[AIM OF THE TASK] Wherever a line in the records below contains "phone", copy that line.

[DATASET]
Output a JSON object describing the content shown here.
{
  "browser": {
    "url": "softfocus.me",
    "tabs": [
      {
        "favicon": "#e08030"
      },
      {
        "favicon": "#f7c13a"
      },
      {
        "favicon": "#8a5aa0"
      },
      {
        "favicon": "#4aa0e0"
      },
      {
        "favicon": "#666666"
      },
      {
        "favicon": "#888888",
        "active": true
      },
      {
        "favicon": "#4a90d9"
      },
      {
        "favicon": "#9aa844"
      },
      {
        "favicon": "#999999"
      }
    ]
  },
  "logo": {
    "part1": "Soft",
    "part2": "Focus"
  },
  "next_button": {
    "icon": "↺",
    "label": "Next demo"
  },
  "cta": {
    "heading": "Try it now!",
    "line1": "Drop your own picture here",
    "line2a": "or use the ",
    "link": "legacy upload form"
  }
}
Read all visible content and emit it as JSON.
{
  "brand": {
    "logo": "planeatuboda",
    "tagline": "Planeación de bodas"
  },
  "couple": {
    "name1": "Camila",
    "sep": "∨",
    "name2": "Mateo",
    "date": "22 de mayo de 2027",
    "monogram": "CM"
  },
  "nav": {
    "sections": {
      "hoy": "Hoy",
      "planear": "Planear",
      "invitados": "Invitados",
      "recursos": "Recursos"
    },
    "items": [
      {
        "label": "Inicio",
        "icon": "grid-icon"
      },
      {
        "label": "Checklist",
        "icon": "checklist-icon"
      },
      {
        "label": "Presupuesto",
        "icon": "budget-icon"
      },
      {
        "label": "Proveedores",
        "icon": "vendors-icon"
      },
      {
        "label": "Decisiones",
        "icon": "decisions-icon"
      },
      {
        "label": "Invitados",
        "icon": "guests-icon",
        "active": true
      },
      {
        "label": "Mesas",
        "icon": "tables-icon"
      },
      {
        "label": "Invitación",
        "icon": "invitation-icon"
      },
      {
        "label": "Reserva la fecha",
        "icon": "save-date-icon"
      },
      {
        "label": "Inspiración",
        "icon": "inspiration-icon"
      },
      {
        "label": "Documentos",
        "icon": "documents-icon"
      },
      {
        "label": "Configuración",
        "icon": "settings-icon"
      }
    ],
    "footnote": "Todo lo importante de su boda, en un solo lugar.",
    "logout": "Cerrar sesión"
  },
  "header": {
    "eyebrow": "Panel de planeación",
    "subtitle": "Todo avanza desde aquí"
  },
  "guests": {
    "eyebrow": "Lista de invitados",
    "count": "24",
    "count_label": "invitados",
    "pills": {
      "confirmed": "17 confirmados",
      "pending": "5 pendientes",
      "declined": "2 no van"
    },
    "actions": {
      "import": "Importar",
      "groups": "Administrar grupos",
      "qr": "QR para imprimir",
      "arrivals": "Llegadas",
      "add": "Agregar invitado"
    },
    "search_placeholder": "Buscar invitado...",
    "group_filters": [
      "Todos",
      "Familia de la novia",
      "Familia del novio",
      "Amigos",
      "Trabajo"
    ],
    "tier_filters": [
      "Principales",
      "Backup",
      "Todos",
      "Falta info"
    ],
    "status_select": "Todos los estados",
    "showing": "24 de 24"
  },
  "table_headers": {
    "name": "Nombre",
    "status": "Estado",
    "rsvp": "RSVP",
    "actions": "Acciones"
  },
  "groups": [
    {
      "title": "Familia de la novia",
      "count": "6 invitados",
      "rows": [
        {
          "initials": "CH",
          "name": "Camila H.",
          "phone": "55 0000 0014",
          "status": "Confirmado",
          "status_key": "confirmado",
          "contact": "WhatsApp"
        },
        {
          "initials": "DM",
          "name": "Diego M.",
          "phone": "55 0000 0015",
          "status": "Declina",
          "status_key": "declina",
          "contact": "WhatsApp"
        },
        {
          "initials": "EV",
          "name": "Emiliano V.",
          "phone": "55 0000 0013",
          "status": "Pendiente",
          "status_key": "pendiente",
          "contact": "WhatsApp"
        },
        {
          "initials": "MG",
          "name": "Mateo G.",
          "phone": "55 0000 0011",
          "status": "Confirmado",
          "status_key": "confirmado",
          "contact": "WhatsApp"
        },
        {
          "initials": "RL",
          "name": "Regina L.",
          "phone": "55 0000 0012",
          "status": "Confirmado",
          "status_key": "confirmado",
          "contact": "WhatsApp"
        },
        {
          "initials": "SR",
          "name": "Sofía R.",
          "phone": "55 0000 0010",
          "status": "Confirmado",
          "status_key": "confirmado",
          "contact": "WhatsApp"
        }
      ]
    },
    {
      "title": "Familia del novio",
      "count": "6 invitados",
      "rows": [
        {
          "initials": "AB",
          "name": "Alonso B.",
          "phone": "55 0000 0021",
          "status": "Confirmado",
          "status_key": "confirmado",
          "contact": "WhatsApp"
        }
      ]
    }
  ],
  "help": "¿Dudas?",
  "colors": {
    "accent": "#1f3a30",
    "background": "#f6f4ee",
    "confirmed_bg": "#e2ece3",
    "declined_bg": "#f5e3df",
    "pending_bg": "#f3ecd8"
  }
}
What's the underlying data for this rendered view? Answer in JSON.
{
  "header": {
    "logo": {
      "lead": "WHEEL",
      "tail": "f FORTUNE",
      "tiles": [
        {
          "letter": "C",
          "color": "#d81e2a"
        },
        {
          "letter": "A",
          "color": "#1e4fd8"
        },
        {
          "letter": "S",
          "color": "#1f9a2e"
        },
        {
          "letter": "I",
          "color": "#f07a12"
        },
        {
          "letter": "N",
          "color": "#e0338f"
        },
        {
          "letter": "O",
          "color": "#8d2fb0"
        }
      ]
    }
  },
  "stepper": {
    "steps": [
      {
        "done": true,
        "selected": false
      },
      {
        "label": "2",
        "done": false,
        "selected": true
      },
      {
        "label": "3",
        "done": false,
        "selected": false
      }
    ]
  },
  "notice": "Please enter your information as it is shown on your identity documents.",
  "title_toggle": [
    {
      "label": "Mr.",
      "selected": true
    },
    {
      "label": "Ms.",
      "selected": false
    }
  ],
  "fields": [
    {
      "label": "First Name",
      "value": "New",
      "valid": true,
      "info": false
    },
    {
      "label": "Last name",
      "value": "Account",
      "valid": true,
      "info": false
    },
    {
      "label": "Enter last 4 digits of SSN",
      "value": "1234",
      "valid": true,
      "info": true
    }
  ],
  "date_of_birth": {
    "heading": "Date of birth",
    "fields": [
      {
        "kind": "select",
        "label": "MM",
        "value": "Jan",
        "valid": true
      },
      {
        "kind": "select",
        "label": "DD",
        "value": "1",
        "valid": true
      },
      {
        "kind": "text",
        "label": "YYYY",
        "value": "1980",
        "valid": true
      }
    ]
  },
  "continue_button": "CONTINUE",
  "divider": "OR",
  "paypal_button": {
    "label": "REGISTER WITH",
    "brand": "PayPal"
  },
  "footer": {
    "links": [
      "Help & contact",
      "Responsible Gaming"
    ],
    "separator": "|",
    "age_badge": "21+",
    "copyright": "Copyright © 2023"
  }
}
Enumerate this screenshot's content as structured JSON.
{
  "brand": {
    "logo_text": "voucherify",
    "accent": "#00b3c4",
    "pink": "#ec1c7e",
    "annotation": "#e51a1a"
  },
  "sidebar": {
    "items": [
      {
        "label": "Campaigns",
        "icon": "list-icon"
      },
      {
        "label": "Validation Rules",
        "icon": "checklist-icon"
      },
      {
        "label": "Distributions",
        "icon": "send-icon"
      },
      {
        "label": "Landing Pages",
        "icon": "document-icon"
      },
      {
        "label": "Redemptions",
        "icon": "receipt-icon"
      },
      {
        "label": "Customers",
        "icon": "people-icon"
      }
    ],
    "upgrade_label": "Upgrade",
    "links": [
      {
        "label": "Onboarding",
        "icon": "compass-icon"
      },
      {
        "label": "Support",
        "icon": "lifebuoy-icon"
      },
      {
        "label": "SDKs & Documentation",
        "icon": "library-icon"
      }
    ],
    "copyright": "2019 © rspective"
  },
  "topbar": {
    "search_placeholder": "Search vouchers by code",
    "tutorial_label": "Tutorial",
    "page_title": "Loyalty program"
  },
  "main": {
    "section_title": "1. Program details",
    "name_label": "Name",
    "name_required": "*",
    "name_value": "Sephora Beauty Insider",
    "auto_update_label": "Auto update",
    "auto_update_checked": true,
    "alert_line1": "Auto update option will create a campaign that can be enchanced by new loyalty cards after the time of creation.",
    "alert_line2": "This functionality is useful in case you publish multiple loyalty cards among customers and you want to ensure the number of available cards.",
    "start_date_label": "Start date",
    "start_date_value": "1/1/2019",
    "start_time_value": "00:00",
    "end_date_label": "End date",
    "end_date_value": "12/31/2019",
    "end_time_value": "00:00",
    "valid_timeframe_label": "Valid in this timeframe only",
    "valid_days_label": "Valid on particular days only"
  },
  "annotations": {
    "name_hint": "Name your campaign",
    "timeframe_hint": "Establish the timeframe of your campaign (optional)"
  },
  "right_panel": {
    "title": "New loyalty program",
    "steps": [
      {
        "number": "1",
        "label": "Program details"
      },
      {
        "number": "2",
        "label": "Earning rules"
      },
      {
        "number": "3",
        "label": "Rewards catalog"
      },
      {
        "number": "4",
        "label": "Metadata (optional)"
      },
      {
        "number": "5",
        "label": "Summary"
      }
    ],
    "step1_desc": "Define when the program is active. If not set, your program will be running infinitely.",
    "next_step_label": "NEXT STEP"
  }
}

[RESPONSE TO THIS TASK]
          "phone": "55 0000 0014",
          "phone": "55 0000 0015",
          "phone": "55 0000 0013",
          "phone": "55 0000 0011",
          "phone": "55 0000 0012",
          "phone": "55 0000 0010",
          "phone": "55 0000 0021",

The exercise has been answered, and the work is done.